During the discussion as to the Open Meetings violation, Mr. Tyksinski stated to us that he agreed with us that the meeting would constitute a violation of the Open Meetings Law. We shut off our cameras after the vote to go into executive session was taken, but we turned them back on when the relevancy of the OML was discussed. Here is that portion of the meeting.
As you can hear, Mr. Donovan assured the Town Attorney that no action was going to be taken and the Mr. Cully made it clear that he was concerned about Open Meetings violations. However, as we already pointed out, according to Robert Freeman, meetings still come under the Open Meetings Law regardless of whether there is intent to take any action. While Attorney Cully stated that he wanted to make sure that the Open Meetings Law was not violated, it was apparent that he is not completely familiar with the law. Mr. Donovan should have contacted Town Attorney Cully prior to the meeting to allow him time to research the law; the Town Attorney is the authority that should have been contacted, not the Town Clerk.

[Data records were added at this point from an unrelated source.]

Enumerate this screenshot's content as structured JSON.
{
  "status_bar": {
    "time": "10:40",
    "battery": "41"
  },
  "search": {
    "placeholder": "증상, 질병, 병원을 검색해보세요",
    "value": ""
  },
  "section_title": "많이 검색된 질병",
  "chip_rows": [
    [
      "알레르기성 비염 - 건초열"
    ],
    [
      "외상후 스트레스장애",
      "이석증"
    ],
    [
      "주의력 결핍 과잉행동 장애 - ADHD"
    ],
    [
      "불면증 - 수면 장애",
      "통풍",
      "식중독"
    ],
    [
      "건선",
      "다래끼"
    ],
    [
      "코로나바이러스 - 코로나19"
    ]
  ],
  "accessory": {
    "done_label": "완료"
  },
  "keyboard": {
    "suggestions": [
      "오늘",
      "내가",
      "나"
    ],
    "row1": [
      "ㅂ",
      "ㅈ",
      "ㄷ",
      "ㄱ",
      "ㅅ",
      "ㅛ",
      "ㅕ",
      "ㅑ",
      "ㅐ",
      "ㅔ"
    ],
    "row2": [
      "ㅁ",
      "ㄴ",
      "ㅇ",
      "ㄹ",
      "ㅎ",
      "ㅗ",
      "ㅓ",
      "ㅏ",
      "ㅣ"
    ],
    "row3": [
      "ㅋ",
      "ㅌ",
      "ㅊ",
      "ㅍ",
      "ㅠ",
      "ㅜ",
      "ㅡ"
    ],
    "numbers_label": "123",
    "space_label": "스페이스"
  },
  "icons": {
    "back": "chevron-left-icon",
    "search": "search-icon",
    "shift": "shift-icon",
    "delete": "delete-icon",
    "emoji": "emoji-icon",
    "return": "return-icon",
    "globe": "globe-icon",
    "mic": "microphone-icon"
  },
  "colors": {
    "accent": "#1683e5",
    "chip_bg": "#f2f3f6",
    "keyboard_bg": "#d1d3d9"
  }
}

The executive session started with all members of the Planning Board and the invited town board members and others in attendance. However, much to the credit of Supervisor Tyksinski, upon information and belief, he left the executive session shortly after it started because he was uncomfortable with the whole scenario.
The Observer Dispatch is right on target with their editorial in today's newspaper, New Hartford transparency key to trust; Supervisor Tyksinski must show residents that maintaining an open government is paramount to his administration. We think Pat went a long way in showing that last evening when he walked out of the executive session shortly after it began.
We also have to point out that the attack on Councilman Backman by Mr. Donovan was uncalled for and the matter should have been discussed behind closed doors [and probably would have come under the 'pending litigation' part of the Open Meeting Law regarding executive session]. However, Mr. Donovan chose to publicly air this diatribe even though he obviously did not have all the information he needed to make the accusations and statements that he made last evening. Mr. Donovan apparently was just out to publicly attack the councilman who has been outspoken in his disapproval of the 5-acre requirement contained in the Generic Environmental Impact Study (GEIS) for the Southern end of town.
Here is a videotape of the Planning Board Meeting held on Monday, January 11, 2010.
Monday, January 11, 2010
Wednesday, January 6, 2010
According to the article, town reserves are depleted; newly elected Town Supervisor Pat Tyksinski will need to find a way to meet the next payroll due on Thursday. Town Supervisor Tyksinski is quoted as saying:
One way or another, the town will pay its employees...Some other payments that were set to go out will be delayed, and money from early property tax payments also could be used.Let's not kid ourselves folks, at this point the town is robbing Peter to pay Paul. The town board has a big job in front of them; drastic cuts will have to be made in order to bring New Hartford back to where it was just 4 short years ago.
Concerned Citizens will be watching and reporting, but it is also incumbent on town residents to take an active role in town government by attending town board meetings, asking questions and volunteering to serve on committees and boards as openings occur.
The Swearing In Ceremony took place on January 1 at noon in Butler Hall followed by a short reception.
Afterwards the new town board held the organizational meeting; the first town board meeting of 2010.
The next town board meeting is scheduled for Wednesday, January 13, 2010. We will post the agenda as soon as it is available.